** Opening Dataset records block **
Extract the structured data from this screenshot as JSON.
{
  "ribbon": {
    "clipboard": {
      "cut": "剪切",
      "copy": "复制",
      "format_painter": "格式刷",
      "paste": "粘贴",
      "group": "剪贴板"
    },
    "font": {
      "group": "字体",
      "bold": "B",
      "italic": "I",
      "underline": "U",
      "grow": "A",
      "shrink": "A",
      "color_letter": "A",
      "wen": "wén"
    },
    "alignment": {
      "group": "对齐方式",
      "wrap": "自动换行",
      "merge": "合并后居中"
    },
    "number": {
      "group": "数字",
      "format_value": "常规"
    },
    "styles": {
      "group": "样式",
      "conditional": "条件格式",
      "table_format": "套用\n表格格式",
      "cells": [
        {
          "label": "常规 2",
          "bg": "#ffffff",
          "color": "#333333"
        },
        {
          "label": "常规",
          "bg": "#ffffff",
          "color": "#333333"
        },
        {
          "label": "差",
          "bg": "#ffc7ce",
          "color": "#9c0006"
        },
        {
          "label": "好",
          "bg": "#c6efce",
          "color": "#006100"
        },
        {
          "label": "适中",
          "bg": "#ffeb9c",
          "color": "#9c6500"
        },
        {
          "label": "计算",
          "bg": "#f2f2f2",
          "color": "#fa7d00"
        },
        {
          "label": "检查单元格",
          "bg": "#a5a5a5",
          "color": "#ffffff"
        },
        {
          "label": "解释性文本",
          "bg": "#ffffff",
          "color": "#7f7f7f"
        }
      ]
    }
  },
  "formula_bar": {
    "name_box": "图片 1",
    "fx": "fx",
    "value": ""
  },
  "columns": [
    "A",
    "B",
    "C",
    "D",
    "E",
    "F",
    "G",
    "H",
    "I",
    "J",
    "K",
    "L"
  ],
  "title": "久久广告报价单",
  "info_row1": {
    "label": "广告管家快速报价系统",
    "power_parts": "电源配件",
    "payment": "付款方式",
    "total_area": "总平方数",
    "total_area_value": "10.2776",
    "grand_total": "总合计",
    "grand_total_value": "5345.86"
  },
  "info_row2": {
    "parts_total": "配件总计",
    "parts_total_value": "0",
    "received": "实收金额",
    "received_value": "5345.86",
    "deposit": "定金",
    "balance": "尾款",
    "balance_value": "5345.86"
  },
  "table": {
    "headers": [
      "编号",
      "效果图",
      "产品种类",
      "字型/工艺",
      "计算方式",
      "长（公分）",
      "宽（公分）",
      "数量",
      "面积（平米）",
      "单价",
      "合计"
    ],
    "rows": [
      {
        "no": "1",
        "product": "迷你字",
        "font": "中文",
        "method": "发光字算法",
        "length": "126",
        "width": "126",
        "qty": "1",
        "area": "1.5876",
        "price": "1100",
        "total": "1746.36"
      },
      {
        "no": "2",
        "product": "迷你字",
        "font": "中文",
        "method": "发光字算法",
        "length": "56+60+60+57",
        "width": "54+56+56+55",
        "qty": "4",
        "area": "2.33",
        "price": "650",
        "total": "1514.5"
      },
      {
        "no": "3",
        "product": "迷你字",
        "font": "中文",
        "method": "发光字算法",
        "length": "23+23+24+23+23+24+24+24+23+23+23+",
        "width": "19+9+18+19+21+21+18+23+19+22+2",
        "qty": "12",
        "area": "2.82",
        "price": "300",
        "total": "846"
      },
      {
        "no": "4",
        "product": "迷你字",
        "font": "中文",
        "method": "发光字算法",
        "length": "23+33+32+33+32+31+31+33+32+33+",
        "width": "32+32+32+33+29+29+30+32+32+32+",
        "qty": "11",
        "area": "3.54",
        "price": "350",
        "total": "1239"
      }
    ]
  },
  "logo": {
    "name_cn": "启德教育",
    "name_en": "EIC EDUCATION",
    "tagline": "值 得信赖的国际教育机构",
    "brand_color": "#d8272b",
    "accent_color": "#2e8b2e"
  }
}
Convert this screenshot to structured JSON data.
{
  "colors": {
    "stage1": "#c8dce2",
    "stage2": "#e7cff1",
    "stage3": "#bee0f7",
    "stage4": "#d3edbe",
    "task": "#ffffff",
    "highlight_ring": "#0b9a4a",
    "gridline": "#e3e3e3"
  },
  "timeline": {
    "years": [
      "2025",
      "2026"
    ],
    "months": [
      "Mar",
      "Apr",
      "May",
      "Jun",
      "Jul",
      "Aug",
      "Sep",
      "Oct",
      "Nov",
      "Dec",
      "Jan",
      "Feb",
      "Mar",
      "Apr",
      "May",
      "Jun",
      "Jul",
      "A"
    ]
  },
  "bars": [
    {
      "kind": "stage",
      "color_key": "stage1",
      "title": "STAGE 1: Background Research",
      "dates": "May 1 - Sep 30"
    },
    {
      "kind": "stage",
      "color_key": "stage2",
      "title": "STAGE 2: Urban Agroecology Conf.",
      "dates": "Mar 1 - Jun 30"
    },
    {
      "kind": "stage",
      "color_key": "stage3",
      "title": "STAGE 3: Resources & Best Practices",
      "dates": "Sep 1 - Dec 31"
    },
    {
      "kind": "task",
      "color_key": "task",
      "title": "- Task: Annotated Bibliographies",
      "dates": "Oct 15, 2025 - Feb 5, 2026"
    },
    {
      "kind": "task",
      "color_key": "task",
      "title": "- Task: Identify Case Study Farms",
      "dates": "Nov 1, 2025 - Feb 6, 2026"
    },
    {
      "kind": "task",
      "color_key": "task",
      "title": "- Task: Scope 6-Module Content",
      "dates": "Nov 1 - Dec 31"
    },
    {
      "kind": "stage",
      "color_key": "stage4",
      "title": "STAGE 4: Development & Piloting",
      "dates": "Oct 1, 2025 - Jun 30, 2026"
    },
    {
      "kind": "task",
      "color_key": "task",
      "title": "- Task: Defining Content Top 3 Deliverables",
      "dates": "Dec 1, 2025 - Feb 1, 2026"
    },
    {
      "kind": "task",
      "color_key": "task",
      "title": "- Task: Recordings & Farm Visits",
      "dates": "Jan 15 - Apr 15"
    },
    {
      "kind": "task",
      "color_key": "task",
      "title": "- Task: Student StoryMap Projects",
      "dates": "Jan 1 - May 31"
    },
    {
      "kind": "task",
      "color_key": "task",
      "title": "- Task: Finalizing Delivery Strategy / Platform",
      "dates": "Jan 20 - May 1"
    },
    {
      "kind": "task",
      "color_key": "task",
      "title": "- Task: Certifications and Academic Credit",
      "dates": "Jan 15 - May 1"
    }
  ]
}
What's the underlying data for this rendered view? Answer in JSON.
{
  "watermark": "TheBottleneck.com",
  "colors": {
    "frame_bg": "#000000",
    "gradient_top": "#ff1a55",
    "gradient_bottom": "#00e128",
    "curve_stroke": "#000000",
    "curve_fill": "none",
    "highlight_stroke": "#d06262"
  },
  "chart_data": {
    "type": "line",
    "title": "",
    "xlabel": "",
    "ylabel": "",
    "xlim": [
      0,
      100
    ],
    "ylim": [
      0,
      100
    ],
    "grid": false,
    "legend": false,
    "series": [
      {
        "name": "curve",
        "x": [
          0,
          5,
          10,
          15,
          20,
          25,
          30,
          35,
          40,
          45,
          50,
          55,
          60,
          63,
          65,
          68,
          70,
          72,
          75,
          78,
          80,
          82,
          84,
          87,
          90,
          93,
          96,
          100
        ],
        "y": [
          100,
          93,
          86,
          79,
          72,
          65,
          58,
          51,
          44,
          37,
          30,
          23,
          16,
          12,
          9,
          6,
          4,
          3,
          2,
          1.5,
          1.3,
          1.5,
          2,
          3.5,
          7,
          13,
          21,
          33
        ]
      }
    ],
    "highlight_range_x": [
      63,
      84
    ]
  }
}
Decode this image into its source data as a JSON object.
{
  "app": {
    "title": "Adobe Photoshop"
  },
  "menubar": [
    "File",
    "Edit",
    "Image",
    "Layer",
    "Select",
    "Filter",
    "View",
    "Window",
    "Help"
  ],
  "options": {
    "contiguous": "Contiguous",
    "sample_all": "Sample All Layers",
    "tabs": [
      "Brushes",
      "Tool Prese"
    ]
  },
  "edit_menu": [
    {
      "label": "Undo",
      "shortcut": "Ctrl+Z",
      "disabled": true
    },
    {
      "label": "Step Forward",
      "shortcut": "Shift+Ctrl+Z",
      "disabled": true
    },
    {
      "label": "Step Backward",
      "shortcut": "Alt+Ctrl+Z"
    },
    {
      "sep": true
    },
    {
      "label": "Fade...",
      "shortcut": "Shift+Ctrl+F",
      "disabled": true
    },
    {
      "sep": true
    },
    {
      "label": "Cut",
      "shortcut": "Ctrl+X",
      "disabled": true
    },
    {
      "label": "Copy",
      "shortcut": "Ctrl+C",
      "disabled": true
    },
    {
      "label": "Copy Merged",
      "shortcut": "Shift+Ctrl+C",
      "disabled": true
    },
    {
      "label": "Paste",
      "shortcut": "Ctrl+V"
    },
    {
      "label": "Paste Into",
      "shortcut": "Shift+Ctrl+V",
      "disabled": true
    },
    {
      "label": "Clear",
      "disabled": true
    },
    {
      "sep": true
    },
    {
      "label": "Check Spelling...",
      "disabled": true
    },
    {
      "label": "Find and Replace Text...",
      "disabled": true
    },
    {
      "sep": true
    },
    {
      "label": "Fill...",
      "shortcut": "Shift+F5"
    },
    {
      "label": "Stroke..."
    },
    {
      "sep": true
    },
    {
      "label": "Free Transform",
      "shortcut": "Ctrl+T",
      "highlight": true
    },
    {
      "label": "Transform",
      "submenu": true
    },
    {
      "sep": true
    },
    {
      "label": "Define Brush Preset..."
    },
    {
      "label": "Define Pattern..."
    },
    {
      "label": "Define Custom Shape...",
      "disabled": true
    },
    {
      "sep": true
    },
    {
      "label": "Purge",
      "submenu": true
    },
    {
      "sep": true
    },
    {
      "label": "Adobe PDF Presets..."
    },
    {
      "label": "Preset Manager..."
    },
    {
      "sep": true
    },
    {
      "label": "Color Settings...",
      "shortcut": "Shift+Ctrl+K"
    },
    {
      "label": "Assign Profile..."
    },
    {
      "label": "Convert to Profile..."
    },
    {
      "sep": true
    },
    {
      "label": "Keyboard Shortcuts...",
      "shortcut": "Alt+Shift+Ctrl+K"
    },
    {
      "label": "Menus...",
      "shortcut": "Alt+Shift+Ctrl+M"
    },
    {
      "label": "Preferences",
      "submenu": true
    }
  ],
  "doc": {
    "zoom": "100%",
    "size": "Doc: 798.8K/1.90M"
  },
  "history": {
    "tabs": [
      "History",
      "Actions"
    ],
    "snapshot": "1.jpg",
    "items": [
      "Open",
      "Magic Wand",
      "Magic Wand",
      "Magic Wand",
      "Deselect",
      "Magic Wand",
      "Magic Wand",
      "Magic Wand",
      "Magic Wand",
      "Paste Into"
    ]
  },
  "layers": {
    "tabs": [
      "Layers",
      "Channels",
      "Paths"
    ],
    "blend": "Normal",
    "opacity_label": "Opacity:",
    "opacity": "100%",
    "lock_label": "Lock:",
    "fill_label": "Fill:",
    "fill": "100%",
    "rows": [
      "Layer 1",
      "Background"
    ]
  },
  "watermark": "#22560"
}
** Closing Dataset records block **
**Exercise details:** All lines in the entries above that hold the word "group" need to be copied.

**Finished task:**
      "group": "剪贴板"
      "group": "字体",
      "group": "对齐方式",
      "group": "数字",
      "group": "样式",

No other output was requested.